■ Problem to work on: Locate the word "token" in the data below, then copy every line that holds it.
-- Material shown follows --
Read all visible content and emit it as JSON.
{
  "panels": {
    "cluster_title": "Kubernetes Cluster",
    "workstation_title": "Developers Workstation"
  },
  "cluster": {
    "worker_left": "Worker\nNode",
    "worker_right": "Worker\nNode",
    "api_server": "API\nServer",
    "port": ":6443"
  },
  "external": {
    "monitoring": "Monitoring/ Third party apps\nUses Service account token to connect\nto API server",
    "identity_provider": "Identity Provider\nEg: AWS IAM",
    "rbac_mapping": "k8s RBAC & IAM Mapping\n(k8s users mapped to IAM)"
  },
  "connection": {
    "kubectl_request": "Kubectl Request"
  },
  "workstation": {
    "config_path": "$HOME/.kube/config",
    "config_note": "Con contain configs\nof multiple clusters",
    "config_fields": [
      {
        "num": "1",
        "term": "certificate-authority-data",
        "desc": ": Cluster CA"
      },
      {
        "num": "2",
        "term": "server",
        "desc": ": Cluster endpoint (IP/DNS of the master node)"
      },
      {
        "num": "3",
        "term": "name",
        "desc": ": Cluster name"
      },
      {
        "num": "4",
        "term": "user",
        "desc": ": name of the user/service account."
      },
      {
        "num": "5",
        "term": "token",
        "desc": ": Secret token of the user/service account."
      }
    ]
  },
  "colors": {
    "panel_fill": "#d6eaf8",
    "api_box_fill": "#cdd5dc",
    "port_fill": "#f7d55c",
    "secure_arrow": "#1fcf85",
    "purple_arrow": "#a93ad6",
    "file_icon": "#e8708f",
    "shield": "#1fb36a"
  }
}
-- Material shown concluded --
■ Solved problem:
    "monitoring": "Monitoring/ Third party apps\nUses Service account token to connect\nto API server",
        "term": "token",
        "desc": ": Secret token of the user/service account."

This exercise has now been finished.